State how many lines in the records below include the word "chevron". Give nothing but that number.

── EXTRACTED RECORDS ──

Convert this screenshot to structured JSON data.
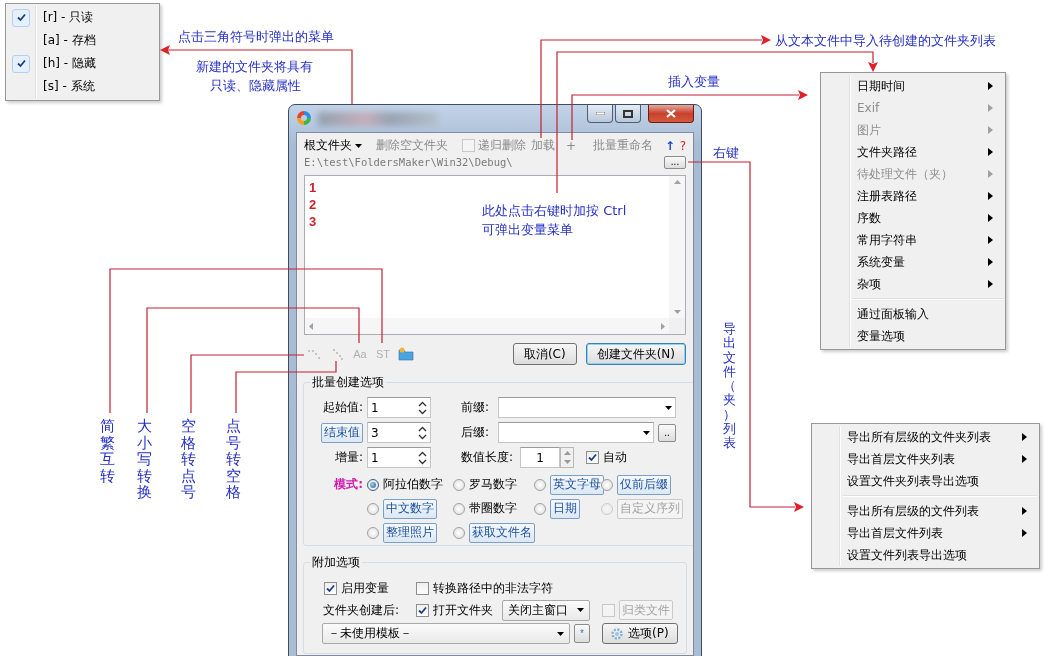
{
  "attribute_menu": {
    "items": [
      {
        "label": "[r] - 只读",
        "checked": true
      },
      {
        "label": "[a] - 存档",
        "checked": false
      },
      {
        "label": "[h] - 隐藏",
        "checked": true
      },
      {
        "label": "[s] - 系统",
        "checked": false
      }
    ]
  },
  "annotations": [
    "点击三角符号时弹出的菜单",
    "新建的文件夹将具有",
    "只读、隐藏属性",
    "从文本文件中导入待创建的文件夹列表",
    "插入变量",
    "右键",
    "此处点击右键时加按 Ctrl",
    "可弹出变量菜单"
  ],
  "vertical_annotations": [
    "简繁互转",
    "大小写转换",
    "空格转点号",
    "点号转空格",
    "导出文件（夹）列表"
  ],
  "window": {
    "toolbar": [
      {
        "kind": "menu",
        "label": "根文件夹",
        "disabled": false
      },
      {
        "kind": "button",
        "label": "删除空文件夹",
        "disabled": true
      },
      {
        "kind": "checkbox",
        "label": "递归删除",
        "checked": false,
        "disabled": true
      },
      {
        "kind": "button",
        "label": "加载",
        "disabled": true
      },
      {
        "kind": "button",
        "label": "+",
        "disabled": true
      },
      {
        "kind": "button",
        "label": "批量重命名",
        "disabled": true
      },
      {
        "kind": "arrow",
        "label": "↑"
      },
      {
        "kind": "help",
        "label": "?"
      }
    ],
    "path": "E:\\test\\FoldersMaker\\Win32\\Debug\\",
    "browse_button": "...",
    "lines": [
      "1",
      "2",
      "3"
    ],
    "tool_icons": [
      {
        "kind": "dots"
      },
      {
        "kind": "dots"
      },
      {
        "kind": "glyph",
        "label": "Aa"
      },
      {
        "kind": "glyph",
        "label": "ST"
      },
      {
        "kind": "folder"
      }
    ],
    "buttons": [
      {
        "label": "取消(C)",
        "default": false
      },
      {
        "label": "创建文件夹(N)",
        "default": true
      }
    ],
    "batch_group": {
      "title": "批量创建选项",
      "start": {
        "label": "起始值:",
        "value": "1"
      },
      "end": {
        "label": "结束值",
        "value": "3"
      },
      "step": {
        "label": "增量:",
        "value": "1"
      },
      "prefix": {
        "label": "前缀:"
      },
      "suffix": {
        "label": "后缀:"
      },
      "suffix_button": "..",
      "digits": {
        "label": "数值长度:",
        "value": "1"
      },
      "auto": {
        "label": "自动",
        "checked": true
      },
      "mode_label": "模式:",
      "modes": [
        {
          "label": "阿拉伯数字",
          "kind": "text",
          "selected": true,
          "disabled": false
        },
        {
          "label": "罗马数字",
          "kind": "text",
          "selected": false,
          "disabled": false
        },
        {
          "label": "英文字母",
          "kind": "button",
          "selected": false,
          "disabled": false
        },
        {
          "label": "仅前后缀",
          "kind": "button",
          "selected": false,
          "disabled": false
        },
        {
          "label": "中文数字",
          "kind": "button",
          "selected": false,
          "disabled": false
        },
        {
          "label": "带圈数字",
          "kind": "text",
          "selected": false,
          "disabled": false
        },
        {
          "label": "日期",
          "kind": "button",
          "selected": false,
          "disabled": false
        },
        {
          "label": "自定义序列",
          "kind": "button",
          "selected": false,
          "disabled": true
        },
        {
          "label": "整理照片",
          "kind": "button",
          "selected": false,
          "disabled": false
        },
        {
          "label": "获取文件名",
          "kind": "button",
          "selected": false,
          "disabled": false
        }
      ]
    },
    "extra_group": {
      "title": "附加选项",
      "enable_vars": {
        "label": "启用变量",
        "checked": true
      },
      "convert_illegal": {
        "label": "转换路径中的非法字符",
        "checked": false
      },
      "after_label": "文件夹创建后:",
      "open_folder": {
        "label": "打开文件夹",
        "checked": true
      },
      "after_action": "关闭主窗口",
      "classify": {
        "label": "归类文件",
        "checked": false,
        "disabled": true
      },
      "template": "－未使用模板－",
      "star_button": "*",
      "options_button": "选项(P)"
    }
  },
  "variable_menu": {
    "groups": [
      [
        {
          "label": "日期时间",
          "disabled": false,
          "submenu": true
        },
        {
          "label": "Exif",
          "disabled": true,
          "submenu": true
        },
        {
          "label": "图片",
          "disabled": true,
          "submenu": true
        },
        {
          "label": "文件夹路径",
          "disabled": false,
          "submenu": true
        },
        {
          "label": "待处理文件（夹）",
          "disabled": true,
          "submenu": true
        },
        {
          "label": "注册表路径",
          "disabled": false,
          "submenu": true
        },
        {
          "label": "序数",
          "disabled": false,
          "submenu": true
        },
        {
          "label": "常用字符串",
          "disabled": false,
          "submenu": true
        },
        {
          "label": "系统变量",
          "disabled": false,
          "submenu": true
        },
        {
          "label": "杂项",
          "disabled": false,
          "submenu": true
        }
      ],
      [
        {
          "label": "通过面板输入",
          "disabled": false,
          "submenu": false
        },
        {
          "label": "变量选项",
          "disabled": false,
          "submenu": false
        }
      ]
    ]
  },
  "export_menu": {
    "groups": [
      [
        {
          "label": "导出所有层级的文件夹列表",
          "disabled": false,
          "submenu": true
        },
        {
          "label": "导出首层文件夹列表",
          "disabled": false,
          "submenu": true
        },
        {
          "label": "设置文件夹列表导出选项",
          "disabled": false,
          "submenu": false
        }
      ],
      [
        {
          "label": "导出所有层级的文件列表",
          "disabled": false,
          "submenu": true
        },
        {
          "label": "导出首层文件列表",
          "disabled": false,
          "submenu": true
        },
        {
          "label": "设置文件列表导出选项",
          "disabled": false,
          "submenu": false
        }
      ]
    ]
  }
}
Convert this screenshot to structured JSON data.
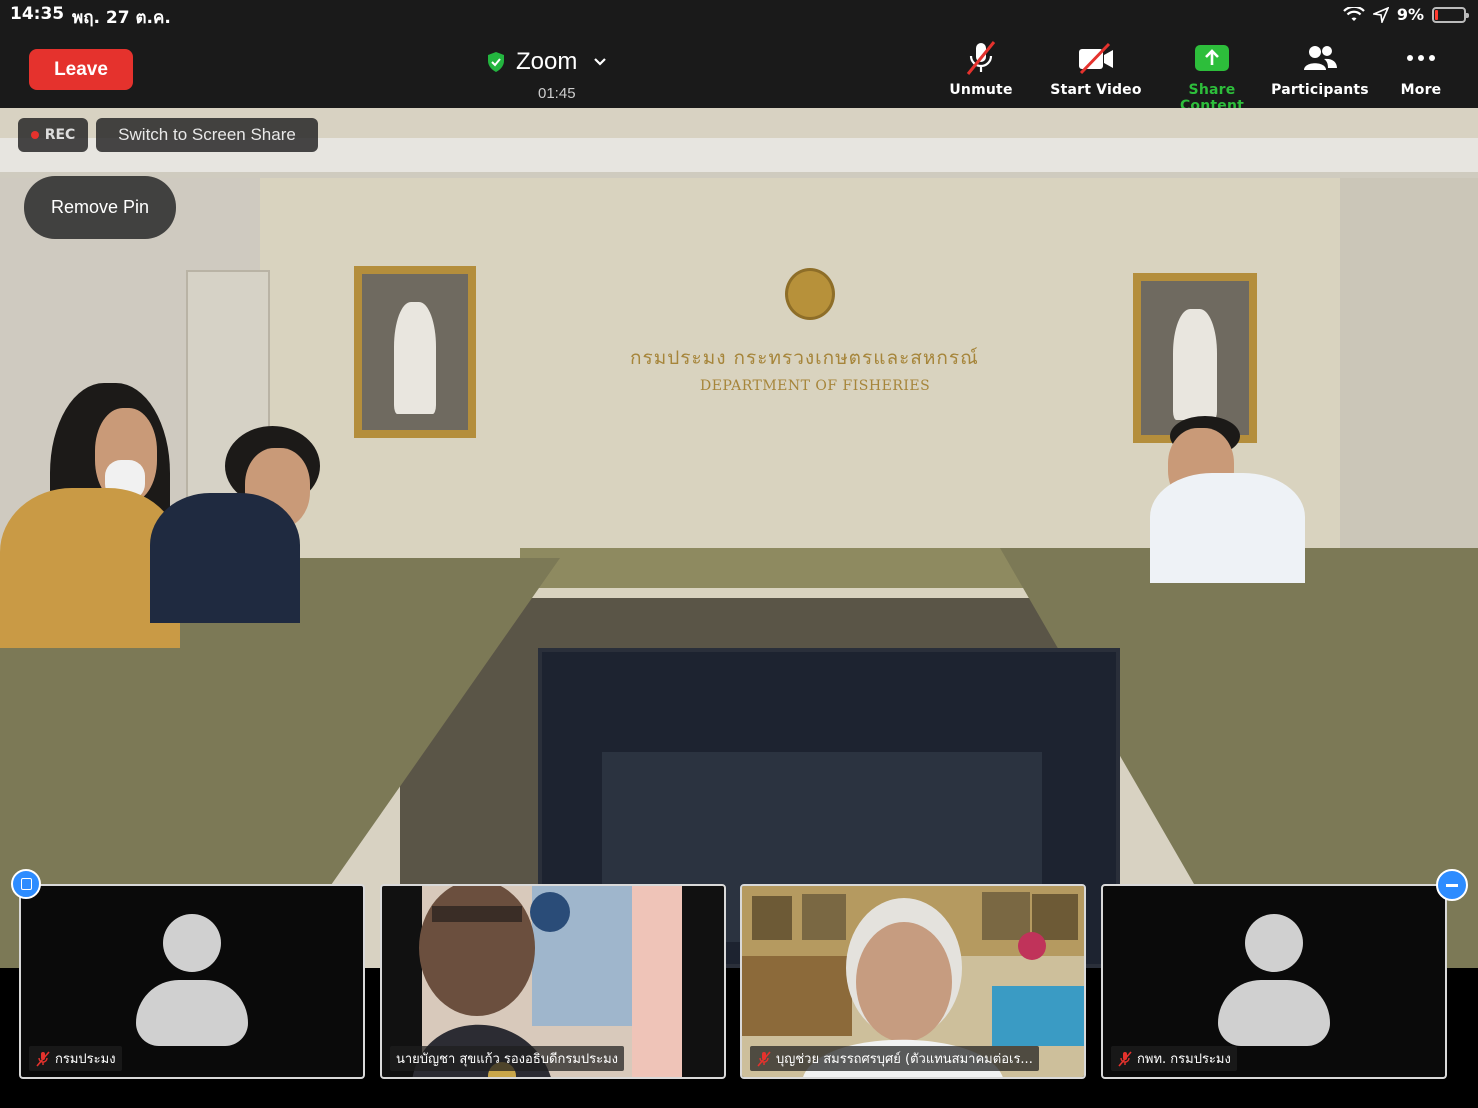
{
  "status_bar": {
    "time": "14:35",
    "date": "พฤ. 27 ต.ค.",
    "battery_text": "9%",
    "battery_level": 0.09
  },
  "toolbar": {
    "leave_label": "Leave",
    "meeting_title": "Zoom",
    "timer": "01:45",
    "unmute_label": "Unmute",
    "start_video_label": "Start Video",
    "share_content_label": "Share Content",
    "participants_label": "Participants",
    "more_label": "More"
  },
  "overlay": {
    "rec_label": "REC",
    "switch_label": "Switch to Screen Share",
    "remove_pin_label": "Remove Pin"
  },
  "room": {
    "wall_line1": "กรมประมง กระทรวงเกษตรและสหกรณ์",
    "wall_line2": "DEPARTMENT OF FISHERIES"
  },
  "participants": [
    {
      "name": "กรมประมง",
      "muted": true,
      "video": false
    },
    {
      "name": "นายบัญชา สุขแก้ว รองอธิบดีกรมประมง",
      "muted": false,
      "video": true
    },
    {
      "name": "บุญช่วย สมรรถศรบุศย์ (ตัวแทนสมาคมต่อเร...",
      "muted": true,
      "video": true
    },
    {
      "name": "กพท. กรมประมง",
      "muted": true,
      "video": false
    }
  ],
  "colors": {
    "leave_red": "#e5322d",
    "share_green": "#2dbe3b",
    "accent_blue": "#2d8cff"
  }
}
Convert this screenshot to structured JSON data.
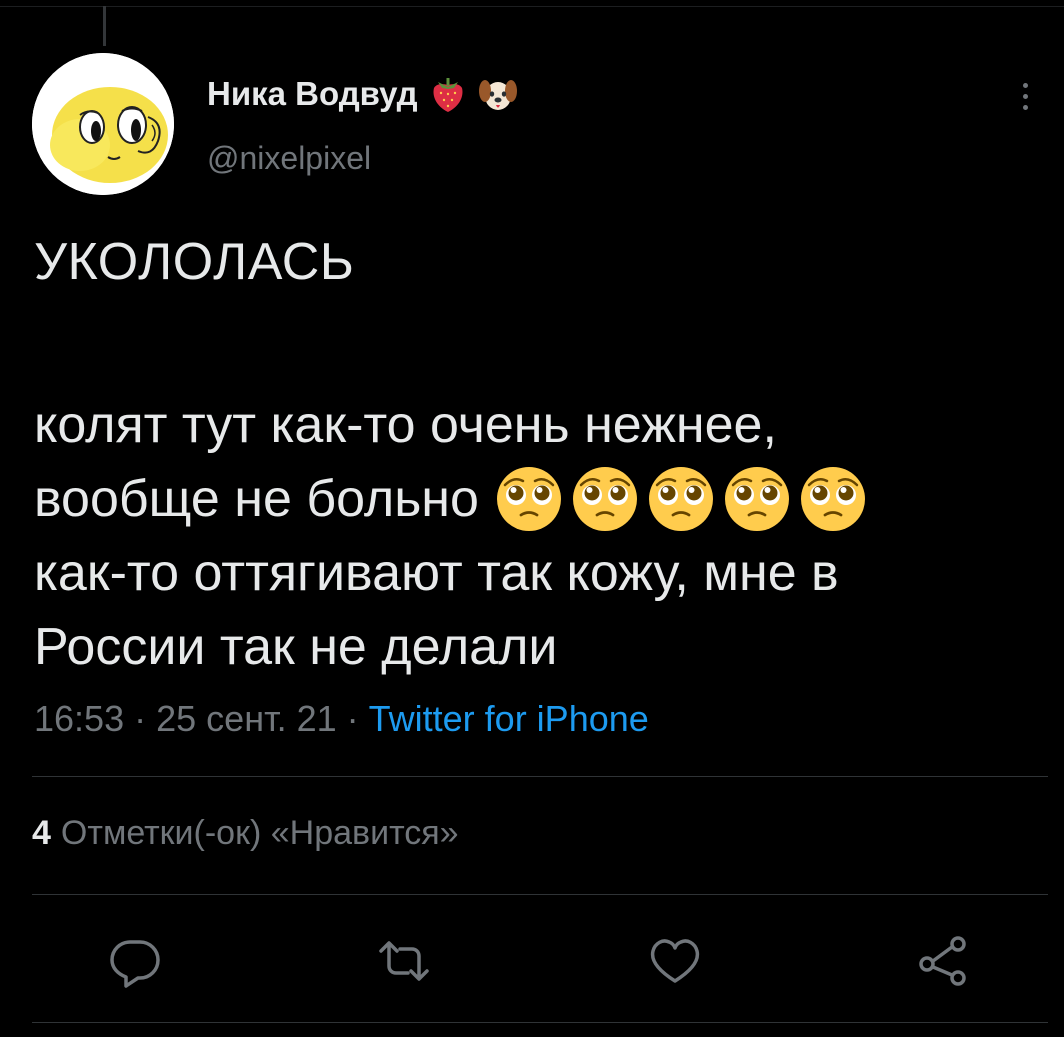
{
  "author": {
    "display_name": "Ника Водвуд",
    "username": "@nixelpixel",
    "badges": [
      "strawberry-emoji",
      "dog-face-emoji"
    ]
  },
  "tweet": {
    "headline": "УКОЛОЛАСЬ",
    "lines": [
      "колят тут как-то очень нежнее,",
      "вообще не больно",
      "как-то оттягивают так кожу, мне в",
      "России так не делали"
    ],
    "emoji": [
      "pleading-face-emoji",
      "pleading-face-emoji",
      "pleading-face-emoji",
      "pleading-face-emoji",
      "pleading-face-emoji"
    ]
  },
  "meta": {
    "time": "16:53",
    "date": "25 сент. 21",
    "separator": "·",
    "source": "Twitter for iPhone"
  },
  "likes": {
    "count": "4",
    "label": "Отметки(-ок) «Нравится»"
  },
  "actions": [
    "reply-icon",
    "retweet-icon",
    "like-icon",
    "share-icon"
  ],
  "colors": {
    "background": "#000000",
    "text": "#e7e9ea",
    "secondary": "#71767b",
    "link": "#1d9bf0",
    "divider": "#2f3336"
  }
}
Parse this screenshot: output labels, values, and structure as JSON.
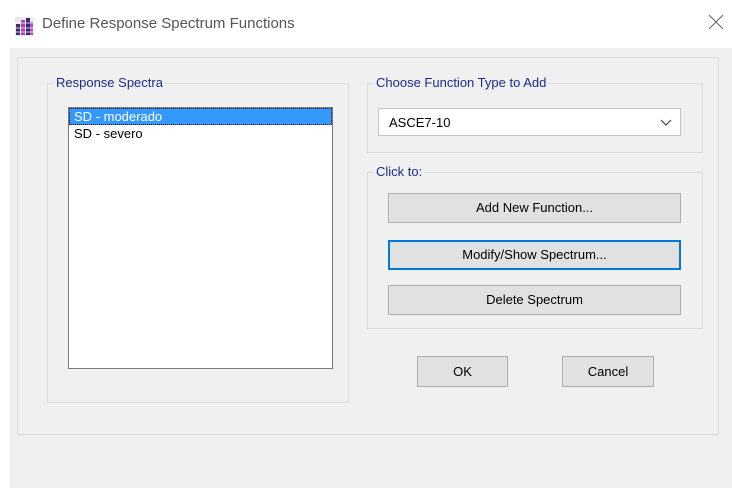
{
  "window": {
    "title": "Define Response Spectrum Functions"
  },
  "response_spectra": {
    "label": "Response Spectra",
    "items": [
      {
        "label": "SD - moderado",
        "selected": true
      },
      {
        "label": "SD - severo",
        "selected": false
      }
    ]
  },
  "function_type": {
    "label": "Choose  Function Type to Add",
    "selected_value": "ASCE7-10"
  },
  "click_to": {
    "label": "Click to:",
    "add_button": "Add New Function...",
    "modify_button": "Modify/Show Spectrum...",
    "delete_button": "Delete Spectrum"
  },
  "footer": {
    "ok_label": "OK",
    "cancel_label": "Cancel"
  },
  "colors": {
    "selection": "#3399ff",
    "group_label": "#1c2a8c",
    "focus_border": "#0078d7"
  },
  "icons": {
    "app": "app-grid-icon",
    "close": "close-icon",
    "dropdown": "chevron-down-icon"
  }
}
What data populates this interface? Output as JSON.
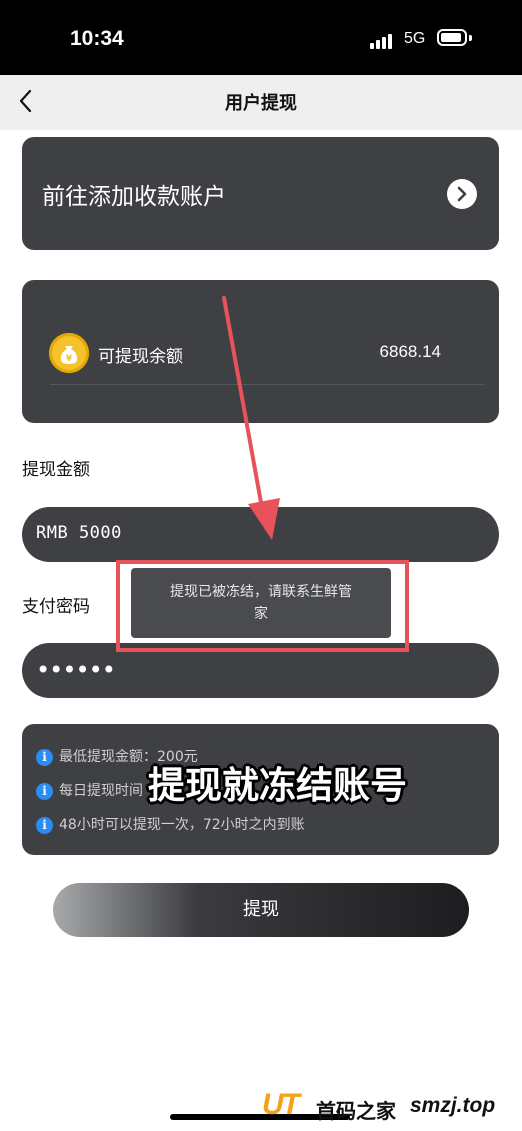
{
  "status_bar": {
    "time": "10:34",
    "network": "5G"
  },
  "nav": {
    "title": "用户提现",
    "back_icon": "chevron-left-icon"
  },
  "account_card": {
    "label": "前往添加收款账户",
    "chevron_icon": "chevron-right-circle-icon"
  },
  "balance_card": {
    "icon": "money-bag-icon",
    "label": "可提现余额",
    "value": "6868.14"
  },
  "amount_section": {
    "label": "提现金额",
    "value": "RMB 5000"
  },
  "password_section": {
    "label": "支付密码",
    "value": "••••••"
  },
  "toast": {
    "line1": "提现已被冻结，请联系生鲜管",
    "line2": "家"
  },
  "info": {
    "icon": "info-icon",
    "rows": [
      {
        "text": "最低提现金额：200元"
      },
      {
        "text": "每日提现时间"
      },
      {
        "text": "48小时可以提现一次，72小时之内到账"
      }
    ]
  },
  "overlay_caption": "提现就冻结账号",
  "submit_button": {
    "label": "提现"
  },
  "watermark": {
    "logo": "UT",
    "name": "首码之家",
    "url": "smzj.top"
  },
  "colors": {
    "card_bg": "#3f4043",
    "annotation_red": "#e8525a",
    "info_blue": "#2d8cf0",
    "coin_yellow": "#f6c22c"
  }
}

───

■ RESULT OF THIS EXERCISE: 3